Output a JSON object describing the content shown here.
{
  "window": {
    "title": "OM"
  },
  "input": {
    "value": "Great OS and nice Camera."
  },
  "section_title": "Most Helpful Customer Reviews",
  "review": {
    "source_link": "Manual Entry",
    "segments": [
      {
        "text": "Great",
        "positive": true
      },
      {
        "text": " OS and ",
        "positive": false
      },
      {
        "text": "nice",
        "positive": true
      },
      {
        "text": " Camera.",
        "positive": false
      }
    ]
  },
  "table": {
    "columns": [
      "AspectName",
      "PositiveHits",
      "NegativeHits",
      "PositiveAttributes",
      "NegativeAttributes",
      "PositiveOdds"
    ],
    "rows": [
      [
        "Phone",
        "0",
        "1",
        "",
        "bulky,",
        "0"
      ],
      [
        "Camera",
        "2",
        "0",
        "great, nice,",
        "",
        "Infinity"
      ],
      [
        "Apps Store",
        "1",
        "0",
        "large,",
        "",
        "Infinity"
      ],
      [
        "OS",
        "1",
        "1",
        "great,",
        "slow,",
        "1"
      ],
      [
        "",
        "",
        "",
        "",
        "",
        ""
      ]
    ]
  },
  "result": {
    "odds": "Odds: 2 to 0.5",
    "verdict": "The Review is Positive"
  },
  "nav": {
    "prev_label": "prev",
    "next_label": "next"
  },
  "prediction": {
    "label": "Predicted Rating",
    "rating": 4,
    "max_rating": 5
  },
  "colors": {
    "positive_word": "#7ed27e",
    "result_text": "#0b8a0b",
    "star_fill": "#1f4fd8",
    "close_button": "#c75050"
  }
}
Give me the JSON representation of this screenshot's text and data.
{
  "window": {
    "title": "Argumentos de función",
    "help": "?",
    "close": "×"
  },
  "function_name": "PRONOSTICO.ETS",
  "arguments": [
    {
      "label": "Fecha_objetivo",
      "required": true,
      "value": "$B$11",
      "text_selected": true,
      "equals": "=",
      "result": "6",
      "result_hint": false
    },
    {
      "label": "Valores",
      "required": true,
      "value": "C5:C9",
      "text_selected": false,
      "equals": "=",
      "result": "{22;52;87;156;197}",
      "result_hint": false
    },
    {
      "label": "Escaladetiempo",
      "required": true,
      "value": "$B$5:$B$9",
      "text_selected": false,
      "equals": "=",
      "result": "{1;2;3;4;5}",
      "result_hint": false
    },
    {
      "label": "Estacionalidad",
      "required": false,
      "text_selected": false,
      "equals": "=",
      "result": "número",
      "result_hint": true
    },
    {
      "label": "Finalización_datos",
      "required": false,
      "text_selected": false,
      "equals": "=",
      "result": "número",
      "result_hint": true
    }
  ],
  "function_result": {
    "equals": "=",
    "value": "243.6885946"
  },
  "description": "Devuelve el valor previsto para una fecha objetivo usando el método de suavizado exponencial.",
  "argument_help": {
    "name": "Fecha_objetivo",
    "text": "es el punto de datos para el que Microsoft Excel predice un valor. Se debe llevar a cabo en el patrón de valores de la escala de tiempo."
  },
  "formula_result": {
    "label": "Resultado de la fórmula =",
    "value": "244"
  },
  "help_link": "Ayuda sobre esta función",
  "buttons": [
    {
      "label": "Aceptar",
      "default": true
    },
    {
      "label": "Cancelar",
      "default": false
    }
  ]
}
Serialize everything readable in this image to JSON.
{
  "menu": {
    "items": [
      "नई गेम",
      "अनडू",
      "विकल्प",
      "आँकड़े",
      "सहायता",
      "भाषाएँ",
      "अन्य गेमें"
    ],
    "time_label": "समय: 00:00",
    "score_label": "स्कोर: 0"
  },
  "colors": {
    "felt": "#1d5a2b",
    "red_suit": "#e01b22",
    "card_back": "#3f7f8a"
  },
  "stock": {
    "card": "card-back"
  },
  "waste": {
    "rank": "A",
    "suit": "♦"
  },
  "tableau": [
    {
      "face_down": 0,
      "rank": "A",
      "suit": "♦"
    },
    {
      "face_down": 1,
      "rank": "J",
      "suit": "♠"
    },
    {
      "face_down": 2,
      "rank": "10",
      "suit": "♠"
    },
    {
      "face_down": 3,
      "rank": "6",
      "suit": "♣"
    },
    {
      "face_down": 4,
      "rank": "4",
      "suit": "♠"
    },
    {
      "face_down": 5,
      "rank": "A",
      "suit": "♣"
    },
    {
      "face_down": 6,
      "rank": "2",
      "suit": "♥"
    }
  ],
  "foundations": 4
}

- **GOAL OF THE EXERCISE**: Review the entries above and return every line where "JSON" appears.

- **OUTPUT OF THE EXERCISE**:
Output a JSON object describing the content shown here.
Give me the JSON representation of this screenshot's text and data.
Serialize everything readable in this image to JSON.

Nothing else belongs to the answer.